Every record below should be printed exactly as it appears.

§

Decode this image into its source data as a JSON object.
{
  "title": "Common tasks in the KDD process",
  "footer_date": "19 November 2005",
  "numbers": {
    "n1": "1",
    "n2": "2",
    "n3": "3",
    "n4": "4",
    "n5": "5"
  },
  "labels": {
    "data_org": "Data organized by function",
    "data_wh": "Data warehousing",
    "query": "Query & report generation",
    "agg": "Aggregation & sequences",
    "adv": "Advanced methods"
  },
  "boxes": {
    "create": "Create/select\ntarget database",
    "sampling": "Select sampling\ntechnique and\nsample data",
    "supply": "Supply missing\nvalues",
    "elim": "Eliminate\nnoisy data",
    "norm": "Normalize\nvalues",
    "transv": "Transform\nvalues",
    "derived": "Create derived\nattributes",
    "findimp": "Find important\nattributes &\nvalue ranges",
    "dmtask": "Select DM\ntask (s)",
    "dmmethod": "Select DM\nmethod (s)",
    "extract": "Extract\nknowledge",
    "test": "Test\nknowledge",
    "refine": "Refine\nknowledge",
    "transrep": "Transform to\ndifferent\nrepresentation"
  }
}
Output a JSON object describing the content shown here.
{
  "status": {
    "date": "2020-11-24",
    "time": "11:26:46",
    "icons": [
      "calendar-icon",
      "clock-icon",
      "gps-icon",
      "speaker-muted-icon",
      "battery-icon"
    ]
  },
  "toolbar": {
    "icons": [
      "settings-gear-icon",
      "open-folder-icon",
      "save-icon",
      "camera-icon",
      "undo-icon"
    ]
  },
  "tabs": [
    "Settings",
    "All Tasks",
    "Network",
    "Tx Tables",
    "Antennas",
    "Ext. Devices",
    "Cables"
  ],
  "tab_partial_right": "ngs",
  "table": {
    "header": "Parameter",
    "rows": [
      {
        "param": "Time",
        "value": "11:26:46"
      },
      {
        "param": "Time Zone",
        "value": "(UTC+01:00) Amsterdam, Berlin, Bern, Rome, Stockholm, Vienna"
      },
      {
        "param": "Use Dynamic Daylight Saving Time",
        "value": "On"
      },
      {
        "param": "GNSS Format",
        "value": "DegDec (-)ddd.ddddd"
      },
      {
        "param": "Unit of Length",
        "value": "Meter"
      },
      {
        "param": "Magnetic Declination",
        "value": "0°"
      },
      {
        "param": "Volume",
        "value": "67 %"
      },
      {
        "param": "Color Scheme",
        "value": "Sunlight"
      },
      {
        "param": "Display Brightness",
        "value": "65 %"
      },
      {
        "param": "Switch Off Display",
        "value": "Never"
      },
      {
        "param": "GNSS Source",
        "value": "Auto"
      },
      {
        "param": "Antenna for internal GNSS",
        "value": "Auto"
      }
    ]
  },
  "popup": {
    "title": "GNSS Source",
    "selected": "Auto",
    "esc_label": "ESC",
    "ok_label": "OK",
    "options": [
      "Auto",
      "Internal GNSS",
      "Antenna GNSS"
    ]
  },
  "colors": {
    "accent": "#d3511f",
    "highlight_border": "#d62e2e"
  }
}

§

■ **SOLUTION**
Decode this image into its source data as a JSON object.
{
  "title": "Common tasks in the KDD process",
  "footer_date": "19 November 2005",
  "numbers": {
    "n1": "1",
    "n2": "2",
    "n3": "3",
    "n4": "4",
    "n5": "5"
  },
  "labels": {
    "data_org": "Data organized by function",
    "data_wh": "Data warehousing",
    "query": "Query & report generation",
    "agg": "Aggregation & sequences",
    "adv": "Advanced methods"
  },
  "boxes": {
    "create": "Create/select\ntarget database",
    "sampling": "Select sampling\ntechnique and\nsample data",
    "supply": "Supply missing\nvalues",
    "elim": "Eliminate\nnoisy data",
    "norm": "Normalize\nvalues",
    "transv": "Transform\nvalues",
    "derived": "Create derived\nattributes",
    "findimp": "Find important\nattributes &\nvalue ranges",
    "dmtask": "Select DM\ntask (s)",
    "dmmethod": "Select DM\nmethod (s)",
    "extract": "Extract\nknowledge",
    "test": "Test\nknowledge",
    "refine": "Refine\nknowledge",
    "transrep": "Transform to\ndifferent\nrepresentation"
  }
}
Output a JSON object describing the content shown here.
{
  "status": {
    "date": "2020-11-24",
    "time": "11:26:46",
    "icons": [
      "calendar-icon",
      "clock-icon",
      "gps-icon",
      "speaker-muted-icon",
      "battery-icon"
    ]
  },
  "toolbar": {
    "icons": [
      "settings-gear-icon",
      "open-folder-icon",
      "save-icon",
      "camera-icon",
      "undo-icon"
    ]
  },
  "tabs": [
    "Settings",
    "All Tasks",
    "Network",
    "Tx Tables",
    "Antennas",
    "Ext. Devices",
    "Cables"
  ],
  "tab_partial_right": "ngs",
  "table": {
    "header": "Parameter",
    "rows": [
      {
        "param": "Time",
        "value": "11:26:46"
      },
      {
        "param": "Time Zone",
        "value": "(UTC+01:00) Amsterdam, Berlin, Bern, Rome, Stockholm, Vienna"
      },
      {
        "param": "Use Dynamic Daylight Saving Time",
        "value": "On"
      },
      {
        "param": "GNSS Format",
        "value": "DegDec (-)ddd.ddddd"
      },
      {
        "param": "Unit of Length",
        "value": "Meter"
      },
      {
        "param": "Magnetic Declination",
        "value": "0°"
      },
      {
        "param": "Volume",
        "value": "67 %"
      },
      {
        "param": "Color Scheme",
        "value": "Sunlight"
      },
      {
        "param": "Display Brightness",
        "value": "65 %"
      },
      {
        "param": "Switch Off Display",
        "value": "Never"
      },
      {
        "param": "GNSS Source",
        "value": "Auto"
      },
      {
        "param": "Antenna for internal GNSS",
        "value": "Auto"
      }
    ]
  },
  "popup": {
    "title": "GNSS Source",
    "selected": "Auto",
    "esc_label": "ESC",
    "ok_label": "OK",
    "options": [
      "Auto",
      "Internal GNSS",
      "Antenna GNSS"
    ]
  },
  "colors": {
    "accent": "#d3511f",
    "highlight_border": "#d62e2e"
  }
}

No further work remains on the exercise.